**Exercise prompt:**
In the records below, find each line holding the word "time" and copy it.

────

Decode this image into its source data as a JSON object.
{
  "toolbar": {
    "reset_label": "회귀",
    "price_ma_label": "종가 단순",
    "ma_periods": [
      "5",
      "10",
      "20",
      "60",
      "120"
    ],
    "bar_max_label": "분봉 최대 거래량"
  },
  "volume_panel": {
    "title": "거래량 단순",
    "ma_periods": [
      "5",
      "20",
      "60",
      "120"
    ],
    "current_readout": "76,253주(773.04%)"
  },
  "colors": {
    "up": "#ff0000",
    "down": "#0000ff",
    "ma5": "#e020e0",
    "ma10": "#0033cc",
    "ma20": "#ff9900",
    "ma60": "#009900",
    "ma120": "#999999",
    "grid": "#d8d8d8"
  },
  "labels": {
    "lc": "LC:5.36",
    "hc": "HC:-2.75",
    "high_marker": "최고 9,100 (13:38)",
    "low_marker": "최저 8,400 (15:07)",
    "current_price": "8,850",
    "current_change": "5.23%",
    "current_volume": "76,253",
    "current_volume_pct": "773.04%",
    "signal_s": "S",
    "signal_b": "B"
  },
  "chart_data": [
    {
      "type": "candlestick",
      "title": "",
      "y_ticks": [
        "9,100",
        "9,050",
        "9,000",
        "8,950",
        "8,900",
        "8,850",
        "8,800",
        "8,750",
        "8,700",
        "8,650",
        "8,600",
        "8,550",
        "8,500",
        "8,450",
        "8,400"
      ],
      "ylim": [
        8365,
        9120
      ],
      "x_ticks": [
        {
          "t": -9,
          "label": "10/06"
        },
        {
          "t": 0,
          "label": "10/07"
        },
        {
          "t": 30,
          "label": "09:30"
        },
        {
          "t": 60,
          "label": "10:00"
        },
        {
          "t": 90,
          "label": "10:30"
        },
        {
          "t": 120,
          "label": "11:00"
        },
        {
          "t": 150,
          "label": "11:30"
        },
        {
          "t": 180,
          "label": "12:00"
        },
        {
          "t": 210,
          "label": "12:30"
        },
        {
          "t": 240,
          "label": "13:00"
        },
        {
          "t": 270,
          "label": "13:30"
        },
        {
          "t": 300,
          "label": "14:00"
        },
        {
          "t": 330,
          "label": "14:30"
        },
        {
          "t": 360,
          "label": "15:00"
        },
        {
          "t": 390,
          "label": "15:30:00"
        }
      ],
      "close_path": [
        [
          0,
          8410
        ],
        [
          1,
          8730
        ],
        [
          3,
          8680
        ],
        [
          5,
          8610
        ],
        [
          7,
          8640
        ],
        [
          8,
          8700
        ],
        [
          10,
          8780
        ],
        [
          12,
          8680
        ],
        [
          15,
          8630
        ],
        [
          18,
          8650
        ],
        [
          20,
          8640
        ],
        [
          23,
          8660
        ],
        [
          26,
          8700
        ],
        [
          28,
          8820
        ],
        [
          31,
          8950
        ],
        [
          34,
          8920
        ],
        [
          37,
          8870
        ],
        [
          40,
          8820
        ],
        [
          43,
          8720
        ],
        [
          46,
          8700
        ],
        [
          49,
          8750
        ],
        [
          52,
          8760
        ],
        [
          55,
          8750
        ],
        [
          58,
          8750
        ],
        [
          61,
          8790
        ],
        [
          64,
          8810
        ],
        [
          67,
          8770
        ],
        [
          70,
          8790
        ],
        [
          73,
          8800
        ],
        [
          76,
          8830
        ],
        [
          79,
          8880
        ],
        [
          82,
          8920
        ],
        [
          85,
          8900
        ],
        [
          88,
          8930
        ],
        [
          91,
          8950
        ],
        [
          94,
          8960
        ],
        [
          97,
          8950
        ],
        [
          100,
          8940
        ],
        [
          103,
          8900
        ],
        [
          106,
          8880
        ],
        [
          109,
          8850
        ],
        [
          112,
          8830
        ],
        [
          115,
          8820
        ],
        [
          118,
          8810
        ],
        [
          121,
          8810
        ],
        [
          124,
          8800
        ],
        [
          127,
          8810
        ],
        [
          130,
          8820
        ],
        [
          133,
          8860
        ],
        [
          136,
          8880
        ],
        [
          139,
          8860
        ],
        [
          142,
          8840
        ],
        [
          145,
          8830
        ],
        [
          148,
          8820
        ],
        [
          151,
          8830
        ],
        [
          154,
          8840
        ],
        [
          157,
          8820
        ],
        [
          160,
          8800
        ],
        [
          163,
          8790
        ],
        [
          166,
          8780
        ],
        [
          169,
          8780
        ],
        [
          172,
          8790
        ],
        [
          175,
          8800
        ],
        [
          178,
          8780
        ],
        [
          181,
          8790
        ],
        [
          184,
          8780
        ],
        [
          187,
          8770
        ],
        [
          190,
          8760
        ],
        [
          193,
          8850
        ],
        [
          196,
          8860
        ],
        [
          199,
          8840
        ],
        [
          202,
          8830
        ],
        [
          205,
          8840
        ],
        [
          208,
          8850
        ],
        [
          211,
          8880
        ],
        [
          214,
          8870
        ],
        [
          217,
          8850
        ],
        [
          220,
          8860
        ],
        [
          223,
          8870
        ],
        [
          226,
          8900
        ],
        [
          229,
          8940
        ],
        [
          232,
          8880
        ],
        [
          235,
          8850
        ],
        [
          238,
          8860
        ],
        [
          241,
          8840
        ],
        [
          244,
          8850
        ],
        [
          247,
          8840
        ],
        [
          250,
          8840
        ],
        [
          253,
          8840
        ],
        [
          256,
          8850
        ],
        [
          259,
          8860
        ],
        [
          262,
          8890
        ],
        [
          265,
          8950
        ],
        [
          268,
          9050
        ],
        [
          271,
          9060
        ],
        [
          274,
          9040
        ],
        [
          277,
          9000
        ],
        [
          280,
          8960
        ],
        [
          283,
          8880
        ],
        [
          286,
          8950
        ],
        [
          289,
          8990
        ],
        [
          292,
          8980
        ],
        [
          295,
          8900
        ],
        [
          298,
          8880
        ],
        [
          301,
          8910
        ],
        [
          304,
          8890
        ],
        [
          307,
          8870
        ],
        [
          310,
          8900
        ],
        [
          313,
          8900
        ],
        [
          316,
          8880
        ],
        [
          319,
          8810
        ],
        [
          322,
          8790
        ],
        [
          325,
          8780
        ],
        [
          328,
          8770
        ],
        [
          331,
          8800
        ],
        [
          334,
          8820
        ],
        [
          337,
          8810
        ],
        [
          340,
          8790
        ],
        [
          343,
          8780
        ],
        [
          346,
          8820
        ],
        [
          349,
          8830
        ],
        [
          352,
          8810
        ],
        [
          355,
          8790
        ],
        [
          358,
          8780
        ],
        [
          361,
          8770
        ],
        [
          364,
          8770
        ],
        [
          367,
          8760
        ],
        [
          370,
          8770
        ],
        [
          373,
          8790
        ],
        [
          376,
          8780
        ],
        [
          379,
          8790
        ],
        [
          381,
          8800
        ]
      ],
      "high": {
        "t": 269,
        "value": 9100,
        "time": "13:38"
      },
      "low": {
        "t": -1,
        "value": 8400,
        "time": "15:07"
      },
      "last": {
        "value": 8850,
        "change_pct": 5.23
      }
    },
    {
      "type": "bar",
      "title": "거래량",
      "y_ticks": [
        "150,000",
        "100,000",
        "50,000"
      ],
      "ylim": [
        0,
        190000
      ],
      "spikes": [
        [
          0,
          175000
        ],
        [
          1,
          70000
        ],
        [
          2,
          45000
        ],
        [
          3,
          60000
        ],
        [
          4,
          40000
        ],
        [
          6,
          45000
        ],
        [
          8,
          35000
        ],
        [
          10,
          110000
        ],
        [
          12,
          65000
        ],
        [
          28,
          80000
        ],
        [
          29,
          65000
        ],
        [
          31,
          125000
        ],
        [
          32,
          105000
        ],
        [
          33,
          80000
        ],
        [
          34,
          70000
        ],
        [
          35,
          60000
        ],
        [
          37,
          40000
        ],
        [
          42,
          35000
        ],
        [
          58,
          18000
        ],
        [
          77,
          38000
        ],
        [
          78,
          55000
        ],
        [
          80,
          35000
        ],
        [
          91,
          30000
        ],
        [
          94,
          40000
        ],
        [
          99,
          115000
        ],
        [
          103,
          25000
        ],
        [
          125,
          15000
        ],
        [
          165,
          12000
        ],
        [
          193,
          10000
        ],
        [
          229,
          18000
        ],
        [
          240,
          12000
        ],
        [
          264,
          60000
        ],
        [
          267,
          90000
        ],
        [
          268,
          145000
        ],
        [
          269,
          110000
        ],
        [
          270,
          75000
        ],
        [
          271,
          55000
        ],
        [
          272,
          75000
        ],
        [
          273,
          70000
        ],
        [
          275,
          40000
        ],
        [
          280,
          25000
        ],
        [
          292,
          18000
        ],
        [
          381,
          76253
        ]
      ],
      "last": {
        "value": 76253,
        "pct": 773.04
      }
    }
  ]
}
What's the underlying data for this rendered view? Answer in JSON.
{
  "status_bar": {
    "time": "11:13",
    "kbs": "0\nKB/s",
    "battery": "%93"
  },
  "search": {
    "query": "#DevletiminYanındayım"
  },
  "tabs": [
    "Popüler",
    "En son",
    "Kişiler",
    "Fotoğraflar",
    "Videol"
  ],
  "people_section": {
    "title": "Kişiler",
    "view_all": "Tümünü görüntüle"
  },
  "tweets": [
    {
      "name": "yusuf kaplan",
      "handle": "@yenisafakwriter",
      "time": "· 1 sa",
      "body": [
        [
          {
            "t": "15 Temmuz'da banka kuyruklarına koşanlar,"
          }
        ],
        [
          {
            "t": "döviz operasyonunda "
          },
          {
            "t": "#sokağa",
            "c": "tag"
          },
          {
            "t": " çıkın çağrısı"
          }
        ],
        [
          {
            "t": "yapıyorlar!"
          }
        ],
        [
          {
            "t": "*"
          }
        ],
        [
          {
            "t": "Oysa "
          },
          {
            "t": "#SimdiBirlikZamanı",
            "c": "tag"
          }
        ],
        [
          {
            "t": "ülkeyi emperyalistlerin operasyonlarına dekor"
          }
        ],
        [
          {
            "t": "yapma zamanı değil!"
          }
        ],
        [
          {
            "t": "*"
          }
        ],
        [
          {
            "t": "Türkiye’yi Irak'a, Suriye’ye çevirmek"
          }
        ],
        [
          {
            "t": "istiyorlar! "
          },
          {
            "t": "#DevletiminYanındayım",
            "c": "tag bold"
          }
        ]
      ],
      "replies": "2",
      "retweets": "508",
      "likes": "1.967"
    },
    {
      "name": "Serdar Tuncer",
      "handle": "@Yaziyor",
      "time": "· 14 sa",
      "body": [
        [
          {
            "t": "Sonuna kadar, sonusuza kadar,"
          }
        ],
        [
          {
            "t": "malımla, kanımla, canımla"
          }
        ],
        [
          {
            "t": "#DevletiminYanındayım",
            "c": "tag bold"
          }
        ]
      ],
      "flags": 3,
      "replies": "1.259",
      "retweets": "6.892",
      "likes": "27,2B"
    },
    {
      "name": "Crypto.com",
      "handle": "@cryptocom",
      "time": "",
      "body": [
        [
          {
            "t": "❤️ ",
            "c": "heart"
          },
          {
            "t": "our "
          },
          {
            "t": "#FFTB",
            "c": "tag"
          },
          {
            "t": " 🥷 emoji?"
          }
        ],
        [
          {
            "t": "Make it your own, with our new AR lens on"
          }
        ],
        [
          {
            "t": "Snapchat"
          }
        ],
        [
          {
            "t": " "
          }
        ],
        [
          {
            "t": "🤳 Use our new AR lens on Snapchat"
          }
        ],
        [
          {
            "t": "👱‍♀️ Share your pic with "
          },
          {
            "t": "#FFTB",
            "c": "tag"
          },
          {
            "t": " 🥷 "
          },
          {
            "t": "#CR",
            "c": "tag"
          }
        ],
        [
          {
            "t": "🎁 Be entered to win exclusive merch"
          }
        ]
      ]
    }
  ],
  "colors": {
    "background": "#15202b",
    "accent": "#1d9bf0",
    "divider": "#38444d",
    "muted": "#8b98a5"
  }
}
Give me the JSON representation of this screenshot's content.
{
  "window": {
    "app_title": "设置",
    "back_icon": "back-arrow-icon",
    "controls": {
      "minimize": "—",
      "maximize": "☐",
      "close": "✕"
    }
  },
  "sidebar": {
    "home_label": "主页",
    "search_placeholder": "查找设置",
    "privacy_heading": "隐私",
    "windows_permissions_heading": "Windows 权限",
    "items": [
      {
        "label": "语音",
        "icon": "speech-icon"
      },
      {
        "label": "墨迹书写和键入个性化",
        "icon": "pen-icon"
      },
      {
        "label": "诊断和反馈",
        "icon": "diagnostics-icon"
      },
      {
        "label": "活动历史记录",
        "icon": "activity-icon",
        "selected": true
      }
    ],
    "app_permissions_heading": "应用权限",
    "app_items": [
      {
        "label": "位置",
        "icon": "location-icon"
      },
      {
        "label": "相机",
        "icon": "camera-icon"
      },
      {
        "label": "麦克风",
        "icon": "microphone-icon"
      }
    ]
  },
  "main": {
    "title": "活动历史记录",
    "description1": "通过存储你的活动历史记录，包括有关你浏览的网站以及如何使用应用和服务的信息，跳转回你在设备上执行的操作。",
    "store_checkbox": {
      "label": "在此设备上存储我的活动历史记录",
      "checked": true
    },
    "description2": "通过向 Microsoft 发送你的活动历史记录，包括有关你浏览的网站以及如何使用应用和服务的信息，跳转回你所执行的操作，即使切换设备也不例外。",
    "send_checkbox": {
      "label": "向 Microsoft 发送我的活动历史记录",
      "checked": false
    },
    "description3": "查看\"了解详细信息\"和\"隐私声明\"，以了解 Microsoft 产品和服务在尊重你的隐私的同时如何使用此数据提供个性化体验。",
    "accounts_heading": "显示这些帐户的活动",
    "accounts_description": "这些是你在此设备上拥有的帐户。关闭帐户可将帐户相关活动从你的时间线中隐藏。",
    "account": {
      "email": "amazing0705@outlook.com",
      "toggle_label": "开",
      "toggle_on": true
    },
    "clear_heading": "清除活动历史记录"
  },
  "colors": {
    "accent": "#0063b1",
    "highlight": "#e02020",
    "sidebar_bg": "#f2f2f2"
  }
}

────

**Task solution:**
        "time": "13:38"
        "time": "15:07"
    "time": "11:13",
      "time": "· 1 sa",
      "time": "· 14 sa",
      "time": "",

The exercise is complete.